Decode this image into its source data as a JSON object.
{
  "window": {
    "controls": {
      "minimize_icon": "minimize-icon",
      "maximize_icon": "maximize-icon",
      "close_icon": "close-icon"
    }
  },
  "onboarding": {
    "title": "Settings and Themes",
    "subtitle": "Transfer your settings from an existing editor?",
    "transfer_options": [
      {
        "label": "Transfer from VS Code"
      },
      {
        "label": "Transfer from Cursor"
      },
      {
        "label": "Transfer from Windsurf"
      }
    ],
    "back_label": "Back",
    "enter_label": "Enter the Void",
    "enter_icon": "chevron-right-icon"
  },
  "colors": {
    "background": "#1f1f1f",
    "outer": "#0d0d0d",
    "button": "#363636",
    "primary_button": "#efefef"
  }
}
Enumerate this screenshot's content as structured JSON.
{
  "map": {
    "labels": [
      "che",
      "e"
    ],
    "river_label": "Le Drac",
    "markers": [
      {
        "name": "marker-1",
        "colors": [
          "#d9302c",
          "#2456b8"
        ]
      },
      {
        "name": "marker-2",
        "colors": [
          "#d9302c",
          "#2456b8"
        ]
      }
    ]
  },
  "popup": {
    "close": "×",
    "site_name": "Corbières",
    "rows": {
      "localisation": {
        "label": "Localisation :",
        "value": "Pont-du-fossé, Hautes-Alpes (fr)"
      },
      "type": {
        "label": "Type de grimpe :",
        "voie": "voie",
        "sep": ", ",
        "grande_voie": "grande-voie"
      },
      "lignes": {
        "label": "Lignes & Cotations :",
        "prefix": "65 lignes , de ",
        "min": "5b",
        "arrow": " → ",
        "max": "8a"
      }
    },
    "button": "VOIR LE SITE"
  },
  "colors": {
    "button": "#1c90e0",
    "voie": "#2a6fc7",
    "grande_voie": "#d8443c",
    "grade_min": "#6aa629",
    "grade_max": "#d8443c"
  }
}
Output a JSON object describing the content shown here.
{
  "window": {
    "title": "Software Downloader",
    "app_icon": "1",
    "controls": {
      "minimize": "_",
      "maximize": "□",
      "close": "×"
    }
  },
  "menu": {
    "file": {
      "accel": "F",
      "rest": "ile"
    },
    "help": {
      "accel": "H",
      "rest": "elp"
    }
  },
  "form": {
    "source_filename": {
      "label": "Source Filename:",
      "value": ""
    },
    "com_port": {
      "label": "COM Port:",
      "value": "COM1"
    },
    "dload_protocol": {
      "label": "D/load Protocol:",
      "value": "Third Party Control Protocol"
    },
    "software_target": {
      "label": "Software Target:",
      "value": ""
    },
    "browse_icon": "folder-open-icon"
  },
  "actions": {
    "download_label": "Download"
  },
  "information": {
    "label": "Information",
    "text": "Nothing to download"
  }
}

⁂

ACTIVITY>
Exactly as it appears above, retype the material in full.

EXERCISE SOLUTION>
Decode this image into its source data as a JSON object.
{
  "window": {
    "controls": {
      "minimize_icon": "minimize-icon",
      "maximize_icon": "maximize-icon",
      "close_icon": "close-icon"
    }
  },
  "onboarding": {
    "title": "Settings and Themes",
    "subtitle": "Transfer your settings from an existing editor?",
    "transfer_options": [
      {
        "label": "Transfer from VS Code"
      },
      {
        "label": "Transfer from Cursor"
      },
      {
        "label": "Transfer from Windsurf"
      }
    ],
    "back_label": "Back",
    "enter_label": "Enter the Void",
    "enter_icon": "chevron-right-icon"
  },
  "colors": {
    "background": "#1f1f1f",
    "outer": "#0d0d0d",
    "button": "#363636",
    "primary_button": "#efefef"
  }
}
Enumerate this screenshot's content as structured JSON.
{
  "map": {
    "labels": [
      "che",
      "e"
    ],
    "river_label": "Le Drac",
    "markers": [
      {
        "name": "marker-1",
        "colors": [
          "#d9302c",
          "#2456b8"
        ]
      },
      {
        "name": "marker-2",
        "colors": [
          "#d9302c",
          "#2456b8"
        ]
      }
    ]
  },
  "popup": {
    "close": "×",
    "site_name": "Corbières",
    "rows": {
      "localisation": {
        "label": "Localisation :",
        "value": "Pont-du-fossé, Hautes-Alpes (fr)"
      },
      "type": {
        "label": "Type de grimpe :",
        "voie": "voie",
        "sep": ", ",
        "grande_voie": "grande-voie"
      },
      "lignes": {
        "label": "Lignes & Cotations :",
        "prefix": "65 lignes , de ",
        "min": "5b",
        "arrow": " → ",
        "max": "8a"
      }
    },
    "button": "VOIR LE SITE"
  },
  "colors": {
    "button": "#1c90e0",
    "voie": "#2a6fc7",
    "grande_voie": "#d8443c",
    "grade_min": "#6aa629",
    "grade_max": "#d8443c"
  }
}
Output a JSON object describing the content shown here.
{
  "window": {
    "title": "Software Downloader",
    "app_icon": "1",
    "controls": {
      "minimize": "_",
      "maximize": "□",
      "close": "×"
    }
  },
  "menu": {
    "file": {
      "accel": "F",
      "rest": "ile"
    },
    "help": {
      "accel": "H",
      "rest": "elp"
    }
  },
  "form": {
    "source_filename": {
      "label": "Source Filename:",
      "value": ""
    },
    "com_port": {
      "label": "COM Port:",
      "value": "COM1"
    },
    "dload_protocol": {
      "label": "D/load Protocol:",
      "value": "Third Party Control Protocol"
    },
    "software_target": {
      "label": "Software Target:",
      "value": ""
    },
    "browse_icon": "folder-open-icon"
  },
  "actions": {
    "download_label": "Download"
  },
  "information": {
    "label": "Information",
    "text": "Nothing to download"
  }
}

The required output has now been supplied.